The first time I read Milan Kundera’s novel, The Unbearable Lightness of Being, I enjoyed it; when I started it a second time I was bored—an effect I don’t think any of the great classic novels of earlier decades would ever have on me with further readings. In some measure this may be because I don’t accept that an “unbearable lightness of being” exists, or might exist, as Kundera does. As a Christian I believe that being has decisive weight, which is another way of saying it means something.
However, even if it didn’t, Philip Kaufman’s 1989 adaptation of the book is not the film to convince us of it, of anything philosophically dark and enigmatic. The novel is suffused with thought; the film is only superficially thoughtful. For example, only once or twice is the titular lightness mentioned, which is hardly enough for the concept to be dramatically emphasized. Like the book, the film gets boring, though only after the first hour and a half, and the mitigation of this boredom, I must admit, comes with the occasional nudity and sex.
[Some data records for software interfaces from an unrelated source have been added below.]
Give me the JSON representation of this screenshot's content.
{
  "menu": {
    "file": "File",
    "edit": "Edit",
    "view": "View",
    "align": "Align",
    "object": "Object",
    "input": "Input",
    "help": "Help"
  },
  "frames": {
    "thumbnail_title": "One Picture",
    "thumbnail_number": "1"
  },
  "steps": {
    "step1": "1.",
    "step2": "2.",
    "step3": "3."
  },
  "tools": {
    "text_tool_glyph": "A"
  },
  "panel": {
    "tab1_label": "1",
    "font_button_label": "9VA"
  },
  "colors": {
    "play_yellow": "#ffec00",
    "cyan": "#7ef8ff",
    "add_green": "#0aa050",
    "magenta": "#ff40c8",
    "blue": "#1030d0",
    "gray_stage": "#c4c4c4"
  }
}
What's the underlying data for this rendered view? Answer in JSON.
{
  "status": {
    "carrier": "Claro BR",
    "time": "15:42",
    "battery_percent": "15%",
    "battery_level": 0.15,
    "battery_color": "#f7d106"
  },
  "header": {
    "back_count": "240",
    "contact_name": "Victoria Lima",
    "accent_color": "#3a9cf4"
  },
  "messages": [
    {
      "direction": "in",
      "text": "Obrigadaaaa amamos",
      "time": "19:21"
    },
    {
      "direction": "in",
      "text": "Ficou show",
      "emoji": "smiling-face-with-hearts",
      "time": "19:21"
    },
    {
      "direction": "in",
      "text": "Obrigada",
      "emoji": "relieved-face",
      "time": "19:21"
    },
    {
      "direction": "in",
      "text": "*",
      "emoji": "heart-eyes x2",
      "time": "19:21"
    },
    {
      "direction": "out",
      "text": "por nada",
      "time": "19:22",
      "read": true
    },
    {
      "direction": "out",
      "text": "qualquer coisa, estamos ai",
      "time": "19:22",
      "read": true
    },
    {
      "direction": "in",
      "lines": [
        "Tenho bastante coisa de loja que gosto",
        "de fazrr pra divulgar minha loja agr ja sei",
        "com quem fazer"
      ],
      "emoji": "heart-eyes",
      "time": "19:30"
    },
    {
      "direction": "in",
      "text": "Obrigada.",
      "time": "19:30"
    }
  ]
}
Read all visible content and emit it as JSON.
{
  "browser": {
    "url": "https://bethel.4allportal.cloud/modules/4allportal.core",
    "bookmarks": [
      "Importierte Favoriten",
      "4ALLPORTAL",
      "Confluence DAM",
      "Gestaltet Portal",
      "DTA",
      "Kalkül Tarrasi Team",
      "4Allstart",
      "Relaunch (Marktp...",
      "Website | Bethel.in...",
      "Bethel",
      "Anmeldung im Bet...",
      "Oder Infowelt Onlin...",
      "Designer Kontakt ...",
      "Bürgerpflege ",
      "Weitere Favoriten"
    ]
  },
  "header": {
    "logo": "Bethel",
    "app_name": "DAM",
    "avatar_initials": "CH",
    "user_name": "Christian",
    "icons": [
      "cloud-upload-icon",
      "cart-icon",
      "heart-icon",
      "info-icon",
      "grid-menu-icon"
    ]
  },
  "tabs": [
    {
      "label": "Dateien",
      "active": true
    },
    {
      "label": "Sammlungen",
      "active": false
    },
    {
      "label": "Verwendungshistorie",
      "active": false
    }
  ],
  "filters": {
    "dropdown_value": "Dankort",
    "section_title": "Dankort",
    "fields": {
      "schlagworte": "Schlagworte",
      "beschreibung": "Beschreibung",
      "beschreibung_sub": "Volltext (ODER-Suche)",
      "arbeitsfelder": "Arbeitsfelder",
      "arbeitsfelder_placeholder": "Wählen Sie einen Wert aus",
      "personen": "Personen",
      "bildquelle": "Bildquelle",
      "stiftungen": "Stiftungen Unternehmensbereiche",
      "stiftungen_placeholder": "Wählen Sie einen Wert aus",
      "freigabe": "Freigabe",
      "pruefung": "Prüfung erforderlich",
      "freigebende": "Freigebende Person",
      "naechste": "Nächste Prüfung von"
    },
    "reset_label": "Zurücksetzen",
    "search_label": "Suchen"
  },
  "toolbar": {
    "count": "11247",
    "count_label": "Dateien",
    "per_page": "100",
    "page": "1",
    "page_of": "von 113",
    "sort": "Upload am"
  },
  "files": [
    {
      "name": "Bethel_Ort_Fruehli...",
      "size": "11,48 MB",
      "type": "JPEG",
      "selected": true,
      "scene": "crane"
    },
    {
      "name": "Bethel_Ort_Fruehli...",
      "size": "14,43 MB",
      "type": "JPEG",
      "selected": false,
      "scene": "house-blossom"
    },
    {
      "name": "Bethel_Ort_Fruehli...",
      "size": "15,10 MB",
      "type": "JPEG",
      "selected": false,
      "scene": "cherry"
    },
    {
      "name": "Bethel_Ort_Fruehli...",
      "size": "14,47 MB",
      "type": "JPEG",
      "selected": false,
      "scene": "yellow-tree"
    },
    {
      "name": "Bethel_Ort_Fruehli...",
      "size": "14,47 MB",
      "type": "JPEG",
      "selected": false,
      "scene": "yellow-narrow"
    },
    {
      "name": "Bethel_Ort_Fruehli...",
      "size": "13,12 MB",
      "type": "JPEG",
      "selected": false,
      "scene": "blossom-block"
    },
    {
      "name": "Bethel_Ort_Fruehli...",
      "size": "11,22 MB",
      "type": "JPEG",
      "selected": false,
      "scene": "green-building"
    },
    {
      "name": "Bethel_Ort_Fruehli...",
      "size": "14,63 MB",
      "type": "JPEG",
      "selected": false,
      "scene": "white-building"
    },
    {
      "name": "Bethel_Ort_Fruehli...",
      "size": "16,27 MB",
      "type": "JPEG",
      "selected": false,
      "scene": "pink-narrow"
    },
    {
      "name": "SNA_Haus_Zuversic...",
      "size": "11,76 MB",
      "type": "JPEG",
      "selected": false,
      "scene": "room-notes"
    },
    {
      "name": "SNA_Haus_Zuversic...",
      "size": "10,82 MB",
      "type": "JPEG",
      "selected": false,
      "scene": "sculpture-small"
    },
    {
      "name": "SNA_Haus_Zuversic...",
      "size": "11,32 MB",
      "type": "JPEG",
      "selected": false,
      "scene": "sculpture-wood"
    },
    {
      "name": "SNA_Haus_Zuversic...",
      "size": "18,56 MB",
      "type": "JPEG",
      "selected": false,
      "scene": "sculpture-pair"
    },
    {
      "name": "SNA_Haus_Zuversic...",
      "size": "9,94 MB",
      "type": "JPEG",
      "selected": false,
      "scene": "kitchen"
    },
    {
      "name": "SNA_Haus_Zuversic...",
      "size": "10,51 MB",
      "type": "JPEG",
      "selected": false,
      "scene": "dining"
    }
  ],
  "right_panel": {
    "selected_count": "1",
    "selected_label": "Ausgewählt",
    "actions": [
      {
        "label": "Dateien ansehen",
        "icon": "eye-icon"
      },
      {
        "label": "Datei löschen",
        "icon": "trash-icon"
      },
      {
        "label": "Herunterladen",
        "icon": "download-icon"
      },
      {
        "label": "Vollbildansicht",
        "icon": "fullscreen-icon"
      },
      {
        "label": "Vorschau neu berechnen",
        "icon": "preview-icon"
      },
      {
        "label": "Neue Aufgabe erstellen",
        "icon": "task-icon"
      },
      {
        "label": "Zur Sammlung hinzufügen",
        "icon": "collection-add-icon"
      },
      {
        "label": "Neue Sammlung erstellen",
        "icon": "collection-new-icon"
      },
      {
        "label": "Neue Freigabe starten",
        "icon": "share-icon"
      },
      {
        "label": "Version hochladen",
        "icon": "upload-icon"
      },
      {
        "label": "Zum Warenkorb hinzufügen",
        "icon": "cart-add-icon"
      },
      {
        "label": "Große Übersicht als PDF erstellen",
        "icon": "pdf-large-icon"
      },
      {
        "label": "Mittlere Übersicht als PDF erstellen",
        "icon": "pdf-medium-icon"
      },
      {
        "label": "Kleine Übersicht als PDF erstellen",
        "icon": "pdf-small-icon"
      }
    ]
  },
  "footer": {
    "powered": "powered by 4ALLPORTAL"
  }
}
But via these elements Kaufman says virtually nothing; he just thinks he says something. A nexus between sex and thematic meaning seems as wispy here as the shots of the 1968 Soviet takeover of Czechoslovakia are fancy and cloying—wretched, in fact. The movie was a mistake.